----- THE RECORDS

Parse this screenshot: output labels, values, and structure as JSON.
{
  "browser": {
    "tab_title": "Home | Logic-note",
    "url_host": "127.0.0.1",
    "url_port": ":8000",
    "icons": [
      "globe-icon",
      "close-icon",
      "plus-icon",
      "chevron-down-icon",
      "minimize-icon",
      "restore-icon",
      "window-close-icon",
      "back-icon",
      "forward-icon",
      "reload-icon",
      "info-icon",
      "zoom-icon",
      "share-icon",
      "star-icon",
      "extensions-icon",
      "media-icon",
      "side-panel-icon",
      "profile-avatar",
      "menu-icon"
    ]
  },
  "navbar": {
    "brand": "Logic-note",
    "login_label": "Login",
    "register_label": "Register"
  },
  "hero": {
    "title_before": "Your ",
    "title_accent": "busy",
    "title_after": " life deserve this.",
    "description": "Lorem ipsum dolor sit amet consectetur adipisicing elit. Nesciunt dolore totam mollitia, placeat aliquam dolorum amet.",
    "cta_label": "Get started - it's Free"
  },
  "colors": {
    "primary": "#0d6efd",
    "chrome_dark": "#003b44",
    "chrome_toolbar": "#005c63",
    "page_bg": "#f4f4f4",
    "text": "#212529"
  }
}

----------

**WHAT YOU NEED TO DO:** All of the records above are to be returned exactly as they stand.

**EXPECTED OUTPUT:**
Parse this screenshot: output labels, values, and structure as JSON.
{
  "browser": {
    "tab_title": "Home | Logic-note",
    "url_host": "127.0.0.1",
    "url_port": ":8000",
    "icons": [
      "globe-icon",
      "close-icon",
      "plus-icon",
      "chevron-down-icon",
      "minimize-icon",
      "restore-icon",
      "window-close-icon",
      "back-icon",
      "forward-icon",
      "reload-icon",
      "info-icon",
      "zoom-icon",
      "share-icon",
      "star-icon",
      "extensions-icon",
      "media-icon",
      "side-panel-icon",
      "profile-avatar",
      "menu-icon"
    ]
  },
  "navbar": {
    "brand": "Logic-note",
    "login_label": "Login",
    "register_label": "Register"
  },
  "hero": {
    "title_before": "Your ",
    "title_accent": "busy",
    "title_after": " life deserve this.",
    "description": "Lorem ipsum dolor sit amet consectetur adipisicing elit. Nesciunt dolore totam mollitia, placeat aliquam dolorum amet.",
    "cta_label": "Get started - it's Free"
  },
  "colors": {
    "primary": "#0d6efd",
    "chrome_dark": "#003b44",
    "chrome_toolbar": "#005c63",
    "page_bg": "#f4f4f4",
    "text": "#212529"
  }
}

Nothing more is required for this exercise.